BRUSSELS — The winners of the 2014 European Union Prize for Cultural Heritage / Europa Nostra Awards were announced on March 20 by the European Commission and Europa Nostra. The 27 laureates, selected from 160 nominated projects across 30 countries, were honored for achievements in the following four areas: conservation; research; dedicated service; education, training and awareness-raising.
Representative of the ICOMOS/Armenia organization Armen Ghazaryan has been awarded a Europa Nostra Award for his work on “The 7th Century Church Architecture of South Caucasus.”
This entry is a four-volume survey of the church architecture of the 7th century in countries of the South Caucasus (in particular what is now Georgia and Armenia). The author’s research was carried out through the State Institute of Art Studies in Moscow. It comprised, first, the collection of materials to compile a catalogue of all the monuments, and second, analytical study of the aspects observable within the architectural traditions. The final results have determined the genesis and categorization of architectural types and creative elements within the tradition, and the resulting impact on reconstruction and conservation policies in the region will be significant.
The South Caucasus region is of course a complex one, comprising several present-day states whose relations are not always harmonious. Uniform conservation practices are therefore particularly difficult to achieve, but the research indicates that there was a distinct level of uniformity across the region in church architecture of the period. The research differs from earlier work in structuring its material on the basis of chronology, as opposed to typological or alphabetic principles, and the respective catalogues of monuments reflect this approach.
“The Jury was impressed by the topical relevance of this scientific research and analysis. The study covers the complex development of Christian architecture of the South Caucasus during the 7th century and defines the chronology and the shaping of the principles of medieval iconography in the architecture of the region and elsewhere in Europe.

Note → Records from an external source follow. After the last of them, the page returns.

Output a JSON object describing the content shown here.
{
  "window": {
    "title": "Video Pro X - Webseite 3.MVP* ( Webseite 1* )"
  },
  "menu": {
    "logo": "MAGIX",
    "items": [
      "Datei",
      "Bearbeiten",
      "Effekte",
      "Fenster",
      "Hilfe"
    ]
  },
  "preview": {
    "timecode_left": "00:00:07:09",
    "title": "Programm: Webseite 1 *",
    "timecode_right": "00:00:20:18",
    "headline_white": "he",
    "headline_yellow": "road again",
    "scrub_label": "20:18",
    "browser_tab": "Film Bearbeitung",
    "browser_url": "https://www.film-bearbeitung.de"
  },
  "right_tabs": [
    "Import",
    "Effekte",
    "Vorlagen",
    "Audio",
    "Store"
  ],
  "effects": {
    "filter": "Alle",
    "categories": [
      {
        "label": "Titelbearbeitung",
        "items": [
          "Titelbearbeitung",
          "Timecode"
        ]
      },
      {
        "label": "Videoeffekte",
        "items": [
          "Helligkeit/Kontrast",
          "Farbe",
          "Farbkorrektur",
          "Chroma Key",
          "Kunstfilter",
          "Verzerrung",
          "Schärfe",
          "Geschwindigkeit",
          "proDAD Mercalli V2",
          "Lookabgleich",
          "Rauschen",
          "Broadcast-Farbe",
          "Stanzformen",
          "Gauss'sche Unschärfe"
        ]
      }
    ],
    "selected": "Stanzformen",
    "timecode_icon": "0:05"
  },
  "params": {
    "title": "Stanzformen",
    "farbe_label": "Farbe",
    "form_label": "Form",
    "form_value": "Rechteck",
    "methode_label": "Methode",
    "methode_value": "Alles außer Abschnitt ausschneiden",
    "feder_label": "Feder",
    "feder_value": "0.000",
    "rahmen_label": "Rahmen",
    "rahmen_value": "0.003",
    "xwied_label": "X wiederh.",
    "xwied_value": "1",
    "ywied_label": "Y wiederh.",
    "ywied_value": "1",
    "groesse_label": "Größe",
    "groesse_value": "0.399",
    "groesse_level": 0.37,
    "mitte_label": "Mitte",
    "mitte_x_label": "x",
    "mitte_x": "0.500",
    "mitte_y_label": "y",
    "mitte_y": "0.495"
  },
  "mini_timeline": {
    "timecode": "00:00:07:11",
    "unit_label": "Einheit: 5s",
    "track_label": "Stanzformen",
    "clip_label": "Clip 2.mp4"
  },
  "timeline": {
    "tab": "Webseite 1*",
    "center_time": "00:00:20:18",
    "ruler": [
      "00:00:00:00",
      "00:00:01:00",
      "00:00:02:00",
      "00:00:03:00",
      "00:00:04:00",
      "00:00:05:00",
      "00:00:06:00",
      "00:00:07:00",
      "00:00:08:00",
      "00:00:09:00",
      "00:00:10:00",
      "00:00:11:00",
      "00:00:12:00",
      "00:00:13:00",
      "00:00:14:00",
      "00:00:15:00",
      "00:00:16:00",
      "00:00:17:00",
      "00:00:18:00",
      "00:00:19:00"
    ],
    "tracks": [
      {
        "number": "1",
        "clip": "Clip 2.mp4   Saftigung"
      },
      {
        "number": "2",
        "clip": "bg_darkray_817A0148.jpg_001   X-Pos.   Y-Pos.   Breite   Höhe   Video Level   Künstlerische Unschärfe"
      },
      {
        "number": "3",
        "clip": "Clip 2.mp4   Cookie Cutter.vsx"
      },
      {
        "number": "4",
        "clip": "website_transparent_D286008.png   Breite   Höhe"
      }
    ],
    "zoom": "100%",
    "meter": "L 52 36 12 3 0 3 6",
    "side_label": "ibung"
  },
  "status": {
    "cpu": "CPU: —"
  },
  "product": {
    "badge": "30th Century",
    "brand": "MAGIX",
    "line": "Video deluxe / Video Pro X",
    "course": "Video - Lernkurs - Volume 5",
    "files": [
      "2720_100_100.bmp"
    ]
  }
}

The rigor of the methodology and the depth of the conclusions of this research were exemplary.”